The TAB adjustment enhances the income approach’s implied value of an intangible asset by considering the present value of future income tax savings from asset amortization. It involves variables like the present value discount rate, income tax rate, and the number of years for the tax deduction. A formula is often used to calculate the TAB adjustment factor. In an example, a TAB adjustment factor of 1.10316 corresponds to a 10.3% income approach value adjustment. The adjusted value is obtained by multiplying the unadjusted income approach value by the TAB adjustment factor.
Guidance on TAB Application
The TAB adjustment should be applied judiciously, considering factors such as the type of valuation approach, taxability, and international implications. The Mandatory Performance Framework (MPF) recommends documenting the appropriateness of applying the TAB and assumptions used. While the TAB may be appropriate in an income approach for a taxable transaction, it is generally not suitable for cost or market approaches. Consideration of foreign transactions should also account for varying income tax rules.
Summary and Conclusion

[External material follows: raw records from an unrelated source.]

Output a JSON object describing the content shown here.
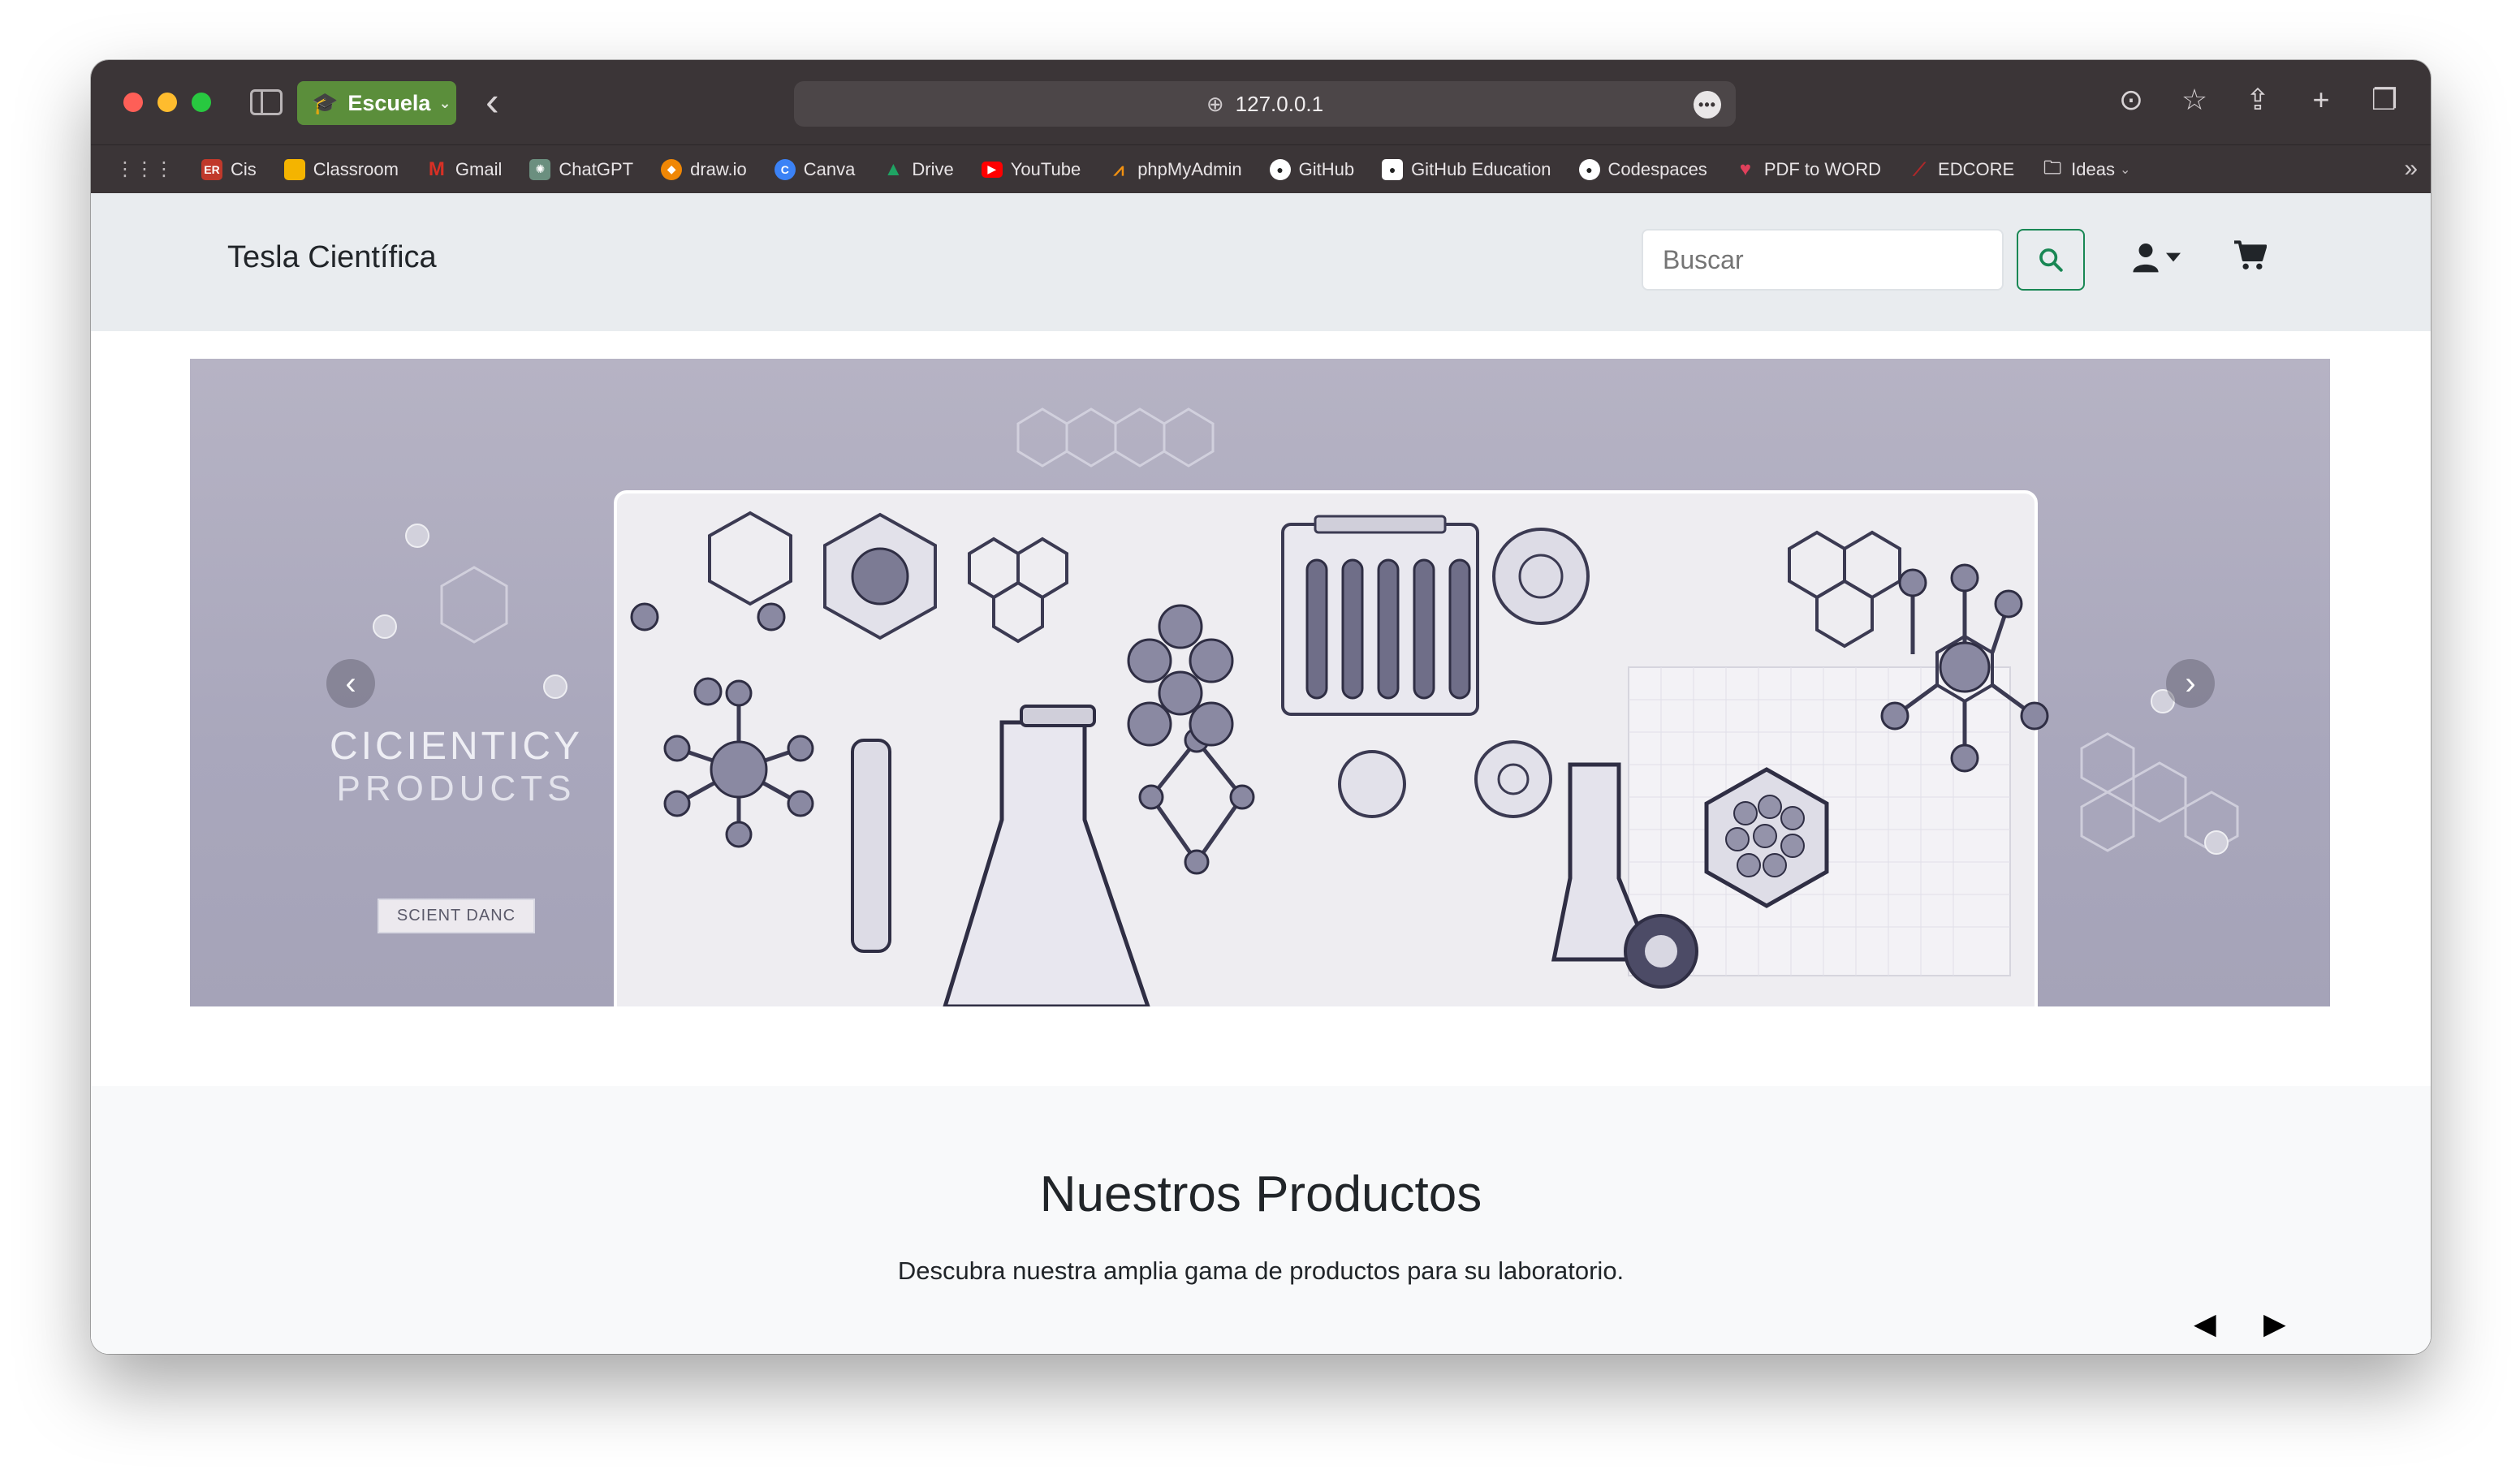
{
  "browser": {
    "profile_label": "Escuela",
    "url": "127.0.0.1",
    "bookmarks": [
      {
        "label": "Cis",
        "icon": "er-icon",
        "color": "#c0392b"
      },
      {
        "label": "Classroom",
        "icon": "classroom-icon",
        "color": "#f4b400"
      },
      {
        "label": "Gmail",
        "icon": "gmail-icon",
        "color": "#d93025"
      },
      {
        "label": "ChatGPT",
        "icon": "chatgpt-icon",
        "color": "#6b8f7f"
      },
      {
        "label": "draw.io",
        "icon": "drawio-icon",
        "color": "#f08705"
      },
      {
        "label": "Canva",
        "icon": "canva-icon",
        "color": "#3b82f6"
      },
      {
        "label": "Drive",
        "icon": "drive-icon",
        "color": "#1fa463"
      },
      {
        "label": "YouTube",
        "icon": "youtube-icon",
        "color": "#ff0000"
      },
      {
        "label": "phpMyAdmin",
        "icon": "phpmyadmin-icon",
        "color": "#f29111"
      },
      {
        "label": "GitHub",
        "icon": "github-icon",
        "color": "#ffffff"
      },
      {
        "label": "GitHub Education",
        "icon": "github-icon",
        "color": "#ffffff"
      },
      {
        "label": "Codespaces",
        "icon": "github-icon",
        "color": "#ffffff"
      },
      {
        "label": "PDF to WORD",
        "icon": "heart-icon",
        "color": "#e0405b"
      },
      {
        "label": "EDCORE",
        "icon": "edcore-icon",
        "color": "#b0282a"
      },
      {
        "label": "Ideas",
        "icon": "folder-icon",
        "color": "#cfcacc"
      }
    ]
  },
  "navbar": {
    "brand": "Tesla Científica",
    "search_placeholder": "Buscar",
    "accent": "#198754"
  },
  "carousel": {
    "hero_title": "CICIENTICY",
    "hero_subtitle": "PRODUCTS",
    "hero_button": "SCIENT DANC"
  },
  "products": {
    "title": "Nuestros Productos",
    "subtitle": "Descubra nuestra amplia gama de productos para su laboratorio."
  }
}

Valuation analysts play a crucial role in assessing intangible assets’ value in taxable business combinations under Section 197. The application of the TAB adjustment, which allows for tax savings through asset amortization, should be considered carefully in valuation analyses. Analysts must evaluate qualifying assets, suitable valuation methods, transaction taxability, and international implications to ensure accurate and supported applications of the TAB adjustment.